◆ Activity: Below are some entries; reproduce them exactly and leave every picture out.

◆ Data for this exercise:
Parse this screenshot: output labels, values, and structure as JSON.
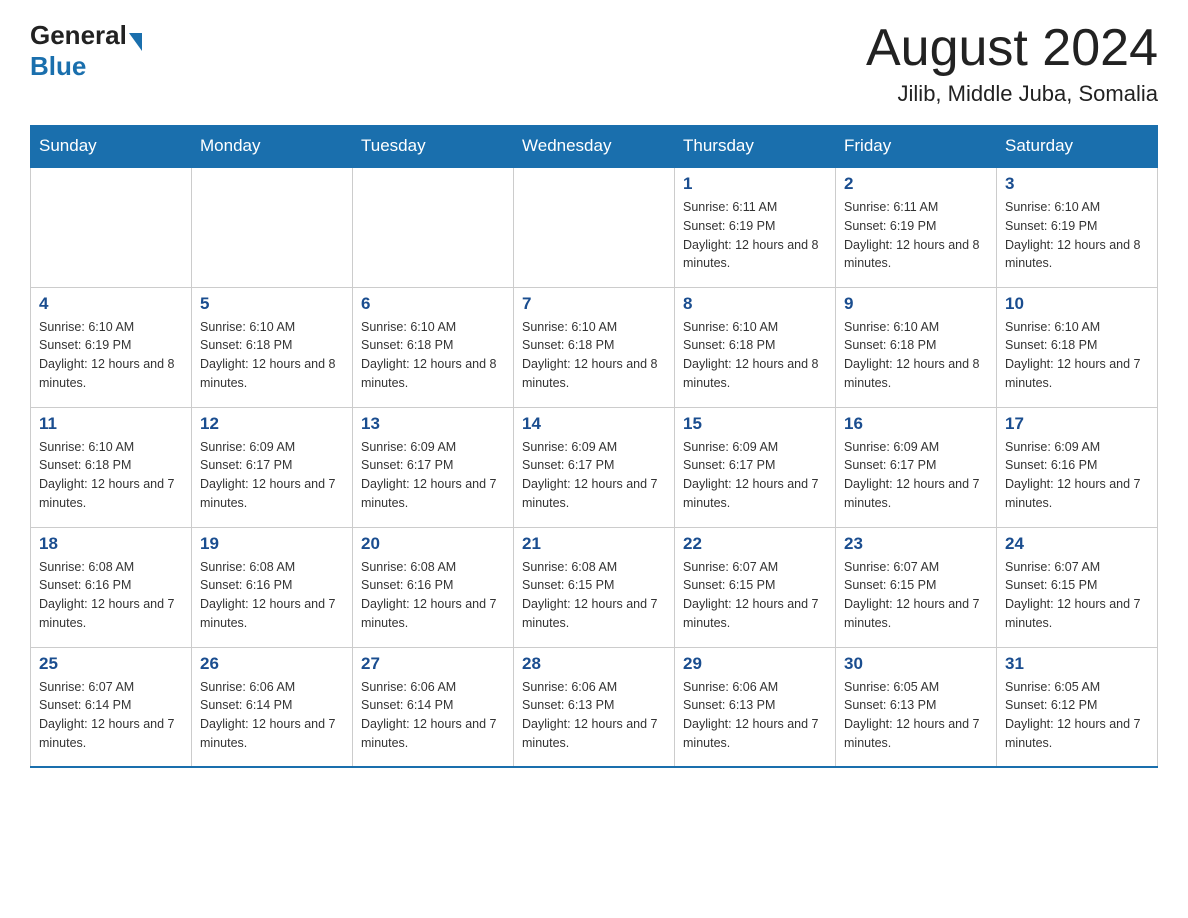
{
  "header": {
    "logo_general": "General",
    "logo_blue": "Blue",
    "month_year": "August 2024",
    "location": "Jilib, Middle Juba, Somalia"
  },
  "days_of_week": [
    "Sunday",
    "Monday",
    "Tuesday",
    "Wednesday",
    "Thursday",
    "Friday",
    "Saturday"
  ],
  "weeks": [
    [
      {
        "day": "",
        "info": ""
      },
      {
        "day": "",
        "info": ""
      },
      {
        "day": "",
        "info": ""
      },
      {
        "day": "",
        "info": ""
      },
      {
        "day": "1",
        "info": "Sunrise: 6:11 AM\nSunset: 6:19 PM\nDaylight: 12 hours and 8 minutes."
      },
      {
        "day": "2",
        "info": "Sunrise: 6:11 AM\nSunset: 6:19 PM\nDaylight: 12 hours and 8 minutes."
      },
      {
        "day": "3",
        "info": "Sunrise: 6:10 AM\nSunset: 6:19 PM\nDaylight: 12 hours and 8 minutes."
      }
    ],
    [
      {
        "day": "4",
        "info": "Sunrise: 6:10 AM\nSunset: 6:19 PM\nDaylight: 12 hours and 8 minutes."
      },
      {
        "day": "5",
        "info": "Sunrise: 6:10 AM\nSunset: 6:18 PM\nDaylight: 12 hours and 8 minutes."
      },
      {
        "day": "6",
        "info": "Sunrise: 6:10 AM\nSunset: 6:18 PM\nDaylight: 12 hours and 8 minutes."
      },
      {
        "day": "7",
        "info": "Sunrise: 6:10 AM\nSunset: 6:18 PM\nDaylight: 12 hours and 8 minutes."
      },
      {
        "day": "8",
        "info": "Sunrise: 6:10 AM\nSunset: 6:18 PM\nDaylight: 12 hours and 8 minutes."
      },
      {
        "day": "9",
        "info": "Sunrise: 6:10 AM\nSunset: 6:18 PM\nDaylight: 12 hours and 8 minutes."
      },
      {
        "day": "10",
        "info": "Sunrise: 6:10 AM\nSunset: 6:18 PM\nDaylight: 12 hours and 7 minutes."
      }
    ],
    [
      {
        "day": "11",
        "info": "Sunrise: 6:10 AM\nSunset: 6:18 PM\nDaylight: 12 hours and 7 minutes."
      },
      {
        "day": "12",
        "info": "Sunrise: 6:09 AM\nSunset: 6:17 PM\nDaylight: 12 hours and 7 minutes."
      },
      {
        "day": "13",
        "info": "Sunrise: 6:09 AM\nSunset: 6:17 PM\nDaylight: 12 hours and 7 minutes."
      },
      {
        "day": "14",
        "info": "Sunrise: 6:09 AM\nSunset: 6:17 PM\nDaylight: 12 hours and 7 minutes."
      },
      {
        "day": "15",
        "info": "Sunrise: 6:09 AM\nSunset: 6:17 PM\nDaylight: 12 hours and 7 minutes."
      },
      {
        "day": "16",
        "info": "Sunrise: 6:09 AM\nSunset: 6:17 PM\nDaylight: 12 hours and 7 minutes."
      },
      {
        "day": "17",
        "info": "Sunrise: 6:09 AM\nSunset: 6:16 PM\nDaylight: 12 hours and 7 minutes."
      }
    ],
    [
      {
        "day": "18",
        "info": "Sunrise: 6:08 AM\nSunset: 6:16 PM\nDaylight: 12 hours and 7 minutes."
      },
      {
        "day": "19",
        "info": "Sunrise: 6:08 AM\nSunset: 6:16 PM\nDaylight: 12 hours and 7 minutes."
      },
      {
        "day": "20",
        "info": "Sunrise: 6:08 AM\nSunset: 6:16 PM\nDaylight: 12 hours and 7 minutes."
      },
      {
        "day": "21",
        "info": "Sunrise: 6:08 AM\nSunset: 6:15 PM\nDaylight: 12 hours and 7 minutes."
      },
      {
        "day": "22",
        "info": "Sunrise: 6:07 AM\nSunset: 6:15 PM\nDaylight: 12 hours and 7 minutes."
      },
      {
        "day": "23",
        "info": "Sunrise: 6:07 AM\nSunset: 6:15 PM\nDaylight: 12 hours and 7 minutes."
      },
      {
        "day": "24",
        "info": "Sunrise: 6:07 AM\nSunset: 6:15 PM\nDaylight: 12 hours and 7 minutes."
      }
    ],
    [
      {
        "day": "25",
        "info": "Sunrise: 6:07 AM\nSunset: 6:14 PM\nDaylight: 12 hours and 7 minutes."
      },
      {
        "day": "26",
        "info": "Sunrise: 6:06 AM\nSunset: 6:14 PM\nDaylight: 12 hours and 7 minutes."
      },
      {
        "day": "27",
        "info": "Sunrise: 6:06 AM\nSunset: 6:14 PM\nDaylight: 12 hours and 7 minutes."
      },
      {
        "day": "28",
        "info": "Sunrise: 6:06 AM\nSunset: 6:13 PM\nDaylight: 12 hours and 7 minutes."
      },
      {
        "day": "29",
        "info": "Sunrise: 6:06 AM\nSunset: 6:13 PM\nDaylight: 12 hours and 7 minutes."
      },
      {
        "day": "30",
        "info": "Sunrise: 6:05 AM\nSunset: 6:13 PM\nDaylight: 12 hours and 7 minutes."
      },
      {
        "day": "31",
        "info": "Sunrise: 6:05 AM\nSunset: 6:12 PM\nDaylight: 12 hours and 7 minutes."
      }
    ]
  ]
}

◆ Finished exercise:
Parse this screenshot: output labels, values, and structure as JSON.
{
  "header": {
    "logo_general": "General",
    "logo_blue": "Blue",
    "month_year": "August 2024",
    "location": "Jilib, Middle Juba, Somalia"
  },
  "days_of_week": [
    "Sunday",
    "Monday",
    "Tuesday",
    "Wednesday",
    "Thursday",
    "Friday",
    "Saturday"
  ],
  "weeks": [
    [
      {
        "day": "",
        "info": ""
      },
      {
        "day": "",
        "info": ""
      },
      {
        "day": "",
        "info": ""
      },
      {
        "day": "",
        "info": ""
      },
      {
        "day": "1",
        "info": "Sunrise: 6:11 AM\nSunset: 6:19 PM\nDaylight: 12 hours and 8 minutes."
      },
      {
        "day": "2",
        "info": "Sunrise: 6:11 AM\nSunset: 6:19 PM\nDaylight: 12 hours and 8 minutes."
      },
      {
        "day": "3",
        "info": "Sunrise: 6:10 AM\nSunset: 6:19 PM\nDaylight: 12 hours and 8 minutes."
      }
    ],
    [
      {
        "day": "4",
        "info": "Sunrise: 6:10 AM\nSunset: 6:19 PM\nDaylight: 12 hours and 8 minutes."
      },
      {
        "day": "5",
        "info": "Sunrise: 6:10 AM\nSunset: 6:18 PM\nDaylight: 12 hours and 8 minutes."
      },
      {
        "day": "6",
        "info": "Sunrise: 6:10 AM\nSunset: 6:18 PM\nDaylight: 12 hours and 8 minutes."
      },
      {
        "day": "7",
        "info": "Sunrise: 6:10 AM\nSunset: 6:18 PM\nDaylight: 12 hours and 8 minutes."
      },
      {
        "day": "8",
        "info": "Sunrise: 6:10 AM\nSunset: 6:18 PM\nDaylight: 12 hours and 8 minutes."
      },
      {
        "day": "9",
        "info": "Sunrise: 6:10 AM\nSunset: 6:18 PM\nDaylight: 12 hours and 8 minutes."
      },
      {
        "day": "10",
        "info": "Sunrise: 6:10 AM\nSunset: 6:18 PM\nDaylight: 12 hours and 7 minutes."
      }
    ],
    [
      {
        "day": "11",
        "info": "Sunrise: 6:10 AM\nSunset: 6:18 PM\nDaylight: 12 hours and 7 minutes."
      },
      {
        "day": "12",
        "info": "Sunrise: 6:09 AM\nSunset: 6:17 PM\nDaylight: 12 hours and 7 minutes."
      },
      {
        "day": "13",
        "info": "Sunrise: 6:09 AM\nSunset: 6:17 PM\nDaylight: 12 hours and 7 minutes."
      },
      {
        "day": "14",
        "info": "Sunrise: 6:09 AM\nSunset: 6:17 PM\nDaylight: 12 hours and 7 minutes."
      },
      {
        "day": "15",
        "info": "Sunrise: 6:09 AM\nSunset: 6:17 PM\nDaylight: 12 hours and 7 minutes."
      },
      {
        "day": "16",
        "info": "Sunrise: 6:09 AM\nSunset: 6:17 PM\nDaylight: 12 hours and 7 minutes."
      },
      {
        "day": "17",
        "info": "Sunrise: 6:09 AM\nSunset: 6:16 PM\nDaylight: 12 hours and 7 minutes."
      }
    ],
    [
      {
        "day": "18",
        "info": "Sunrise: 6:08 AM\nSunset: 6:16 PM\nDaylight: 12 hours and 7 minutes."
      },
      {
        "day": "19",
        "info": "Sunrise: 6:08 AM\nSunset: 6:16 PM\nDaylight: 12 hours and 7 minutes."
      },
      {
        "day": "20",
        "info": "Sunrise: 6:08 AM\nSunset: 6:16 PM\nDaylight: 12 hours and 7 minutes."
      },
      {
        "day": "21",
        "info": "Sunrise: 6:08 AM\nSunset: 6:15 PM\nDaylight: 12 hours and 7 minutes."
      },
      {
        "day": "22",
        "info": "Sunrise: 6:07 AM\nSunset: 6:15 PM\nDaylight: 12 hours and 7 minutes."
      },
      {
        "day": "23",
        "info": "Sunrise: 6:07 AM\nSunset: 6:15 PM\nDaylight: 12 hours and 7 minutes."
      },
      {
        "day": "24",
        "info": "Sunrise: 6:07 AM\nSunset: 6:15 PM\nDaylight: 12 hours and 7 minutes."
      }
    ],
    [
      {
        "day": "25",
        "info": "Sunrise: 6:07 AM\nSunset: 6:14 PM\nDaylight: 12 hours and 7 minutes."
      },
      {
        "day": "26",
        "info": "Sunrise: 6:06 AM\nSunset: 6:14 PM\nDaylight: 12 hours and 7 minutes."
      },
      {
        "day": "27",
        "info": "Sunrise: 6:06 AM\nSunset: 6:14 PM\nDaylight: 12 hours and 7 minutes."
      },
      {
        "day": "28",
        "info": "Sunrise: 6:06 AM\nSunset: 6:13 PM\nDaylight: 12 hours and 7 minutes."
      },
      {
        "day": "29",
        "info": "Sunrise: 6:06 AM\nSunset: 6:13 PM\nDaylight: 12 hours and 7 minutes."
      },
      {
        "day": "30",
        "info": "Sunrise: 6:05 AM\nSunset: 6:13 PM\nDaylight: 12 hours and 7 minutes."
      },
      {
        "day": "31",
        "info": "Sunrise: 6:05 AM\nSunset: 6:12 PM\nDaylight: 12 hours and 7 minutes."
      }
    ]
  ]
}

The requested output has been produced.